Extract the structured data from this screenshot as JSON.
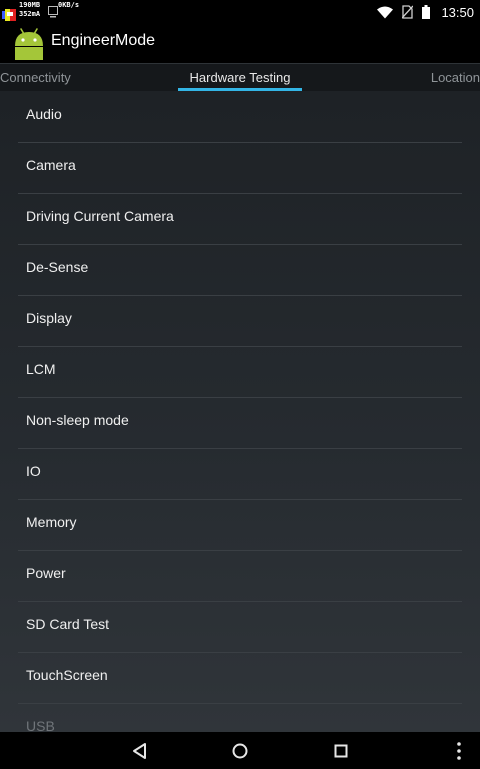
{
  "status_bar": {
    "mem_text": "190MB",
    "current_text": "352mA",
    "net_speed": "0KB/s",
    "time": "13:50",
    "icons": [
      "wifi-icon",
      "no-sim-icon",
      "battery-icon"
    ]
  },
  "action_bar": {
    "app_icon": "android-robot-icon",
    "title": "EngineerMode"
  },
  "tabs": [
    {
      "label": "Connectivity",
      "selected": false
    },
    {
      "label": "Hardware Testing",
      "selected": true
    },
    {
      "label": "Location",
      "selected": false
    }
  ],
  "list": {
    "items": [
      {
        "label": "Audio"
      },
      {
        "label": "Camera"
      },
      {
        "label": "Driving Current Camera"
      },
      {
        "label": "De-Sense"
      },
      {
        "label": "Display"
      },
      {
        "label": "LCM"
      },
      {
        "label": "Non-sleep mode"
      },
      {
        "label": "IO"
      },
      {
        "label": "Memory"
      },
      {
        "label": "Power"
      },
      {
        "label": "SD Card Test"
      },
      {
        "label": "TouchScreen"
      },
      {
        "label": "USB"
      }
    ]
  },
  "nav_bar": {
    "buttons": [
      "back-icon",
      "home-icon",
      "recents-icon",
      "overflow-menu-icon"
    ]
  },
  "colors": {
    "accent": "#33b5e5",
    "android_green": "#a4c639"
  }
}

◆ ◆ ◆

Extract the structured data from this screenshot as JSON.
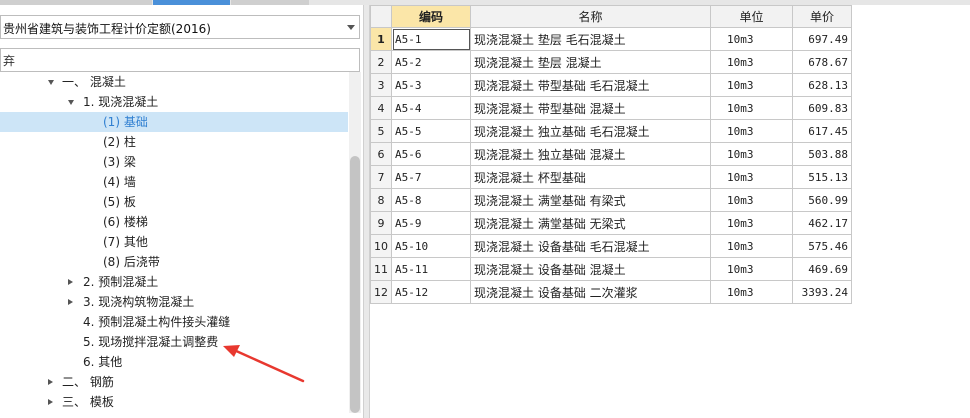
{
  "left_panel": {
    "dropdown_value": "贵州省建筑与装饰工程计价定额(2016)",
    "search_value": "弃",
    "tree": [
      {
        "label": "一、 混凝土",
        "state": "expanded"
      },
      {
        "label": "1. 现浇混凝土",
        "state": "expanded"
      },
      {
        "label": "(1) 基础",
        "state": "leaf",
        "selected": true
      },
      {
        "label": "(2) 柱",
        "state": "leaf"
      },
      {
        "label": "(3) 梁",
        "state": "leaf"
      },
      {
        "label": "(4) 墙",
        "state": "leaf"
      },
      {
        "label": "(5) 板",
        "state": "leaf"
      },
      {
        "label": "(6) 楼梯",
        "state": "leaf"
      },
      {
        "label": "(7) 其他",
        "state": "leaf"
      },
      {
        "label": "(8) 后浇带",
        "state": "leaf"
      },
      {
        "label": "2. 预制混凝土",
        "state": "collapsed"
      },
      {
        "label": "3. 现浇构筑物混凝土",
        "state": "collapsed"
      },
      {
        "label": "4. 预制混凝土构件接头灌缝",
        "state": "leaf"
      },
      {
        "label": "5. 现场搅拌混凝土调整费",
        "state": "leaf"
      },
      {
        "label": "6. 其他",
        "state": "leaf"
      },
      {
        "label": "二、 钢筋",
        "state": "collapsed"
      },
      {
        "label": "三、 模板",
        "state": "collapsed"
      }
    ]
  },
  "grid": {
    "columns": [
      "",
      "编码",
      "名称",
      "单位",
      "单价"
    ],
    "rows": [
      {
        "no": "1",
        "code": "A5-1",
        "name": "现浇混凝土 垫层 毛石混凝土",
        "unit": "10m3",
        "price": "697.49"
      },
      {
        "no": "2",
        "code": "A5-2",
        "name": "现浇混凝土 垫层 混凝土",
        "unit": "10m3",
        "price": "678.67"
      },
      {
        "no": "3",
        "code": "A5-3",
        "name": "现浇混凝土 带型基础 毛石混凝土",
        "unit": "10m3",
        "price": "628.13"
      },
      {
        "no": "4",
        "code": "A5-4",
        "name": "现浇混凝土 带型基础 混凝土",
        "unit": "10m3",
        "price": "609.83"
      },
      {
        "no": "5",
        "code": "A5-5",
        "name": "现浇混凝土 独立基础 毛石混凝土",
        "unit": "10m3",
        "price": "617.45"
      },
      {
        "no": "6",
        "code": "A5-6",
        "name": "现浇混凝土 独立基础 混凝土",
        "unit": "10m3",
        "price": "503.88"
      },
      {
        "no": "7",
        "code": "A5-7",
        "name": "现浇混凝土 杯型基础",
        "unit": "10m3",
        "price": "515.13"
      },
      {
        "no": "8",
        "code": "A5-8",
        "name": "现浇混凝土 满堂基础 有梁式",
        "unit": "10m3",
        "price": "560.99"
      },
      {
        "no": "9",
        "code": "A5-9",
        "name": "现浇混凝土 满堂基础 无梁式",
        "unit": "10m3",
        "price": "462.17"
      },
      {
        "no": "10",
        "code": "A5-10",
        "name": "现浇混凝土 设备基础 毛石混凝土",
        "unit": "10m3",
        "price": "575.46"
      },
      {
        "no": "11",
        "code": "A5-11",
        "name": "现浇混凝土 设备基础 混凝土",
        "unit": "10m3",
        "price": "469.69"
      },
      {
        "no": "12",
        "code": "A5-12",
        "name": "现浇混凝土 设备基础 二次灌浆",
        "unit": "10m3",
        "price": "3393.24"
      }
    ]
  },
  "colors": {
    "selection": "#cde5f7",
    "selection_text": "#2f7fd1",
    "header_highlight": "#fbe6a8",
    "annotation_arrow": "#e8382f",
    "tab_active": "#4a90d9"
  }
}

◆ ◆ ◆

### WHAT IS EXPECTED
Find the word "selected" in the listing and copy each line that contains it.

### RESULT BELOW
      "selected": false
      "selected": true
      "selected": false
        "selected": true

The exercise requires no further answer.